- **REQUIRED WORK**: Return every line from the records below with the string "name".

- **Element data from apps and pages**:
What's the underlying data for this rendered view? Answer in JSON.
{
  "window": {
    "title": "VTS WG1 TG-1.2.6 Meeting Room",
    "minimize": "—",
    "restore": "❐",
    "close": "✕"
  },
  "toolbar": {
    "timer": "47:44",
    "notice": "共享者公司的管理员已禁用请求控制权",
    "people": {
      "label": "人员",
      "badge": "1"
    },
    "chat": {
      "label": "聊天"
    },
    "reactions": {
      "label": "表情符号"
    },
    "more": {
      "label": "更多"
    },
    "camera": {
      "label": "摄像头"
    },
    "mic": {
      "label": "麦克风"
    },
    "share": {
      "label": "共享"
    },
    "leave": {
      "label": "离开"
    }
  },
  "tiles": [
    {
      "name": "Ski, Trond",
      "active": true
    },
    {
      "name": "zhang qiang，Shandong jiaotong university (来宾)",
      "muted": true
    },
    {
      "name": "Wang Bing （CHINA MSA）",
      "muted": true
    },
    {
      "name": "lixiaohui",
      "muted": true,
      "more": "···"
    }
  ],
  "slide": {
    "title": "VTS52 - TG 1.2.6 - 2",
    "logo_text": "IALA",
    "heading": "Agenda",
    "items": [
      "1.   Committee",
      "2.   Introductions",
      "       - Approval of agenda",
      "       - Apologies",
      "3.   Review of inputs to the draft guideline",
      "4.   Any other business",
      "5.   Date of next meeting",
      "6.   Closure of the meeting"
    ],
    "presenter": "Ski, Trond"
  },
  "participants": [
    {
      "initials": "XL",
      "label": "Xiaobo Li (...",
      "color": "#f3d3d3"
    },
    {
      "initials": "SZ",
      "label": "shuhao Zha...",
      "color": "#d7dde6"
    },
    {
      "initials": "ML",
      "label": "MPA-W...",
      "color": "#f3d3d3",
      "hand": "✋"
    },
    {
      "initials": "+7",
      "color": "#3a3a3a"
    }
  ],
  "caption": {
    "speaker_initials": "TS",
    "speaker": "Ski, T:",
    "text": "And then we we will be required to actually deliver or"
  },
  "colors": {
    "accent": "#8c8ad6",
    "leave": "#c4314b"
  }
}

- **EXERCISE RESPONSE**:
      "name": "Ski, Trond",
      "name": "zhang qiang，Shandong jiaotong university (来宾)",
      "name": "Wang Bing （CHINA MSA）",
      "name": "lixiaohui",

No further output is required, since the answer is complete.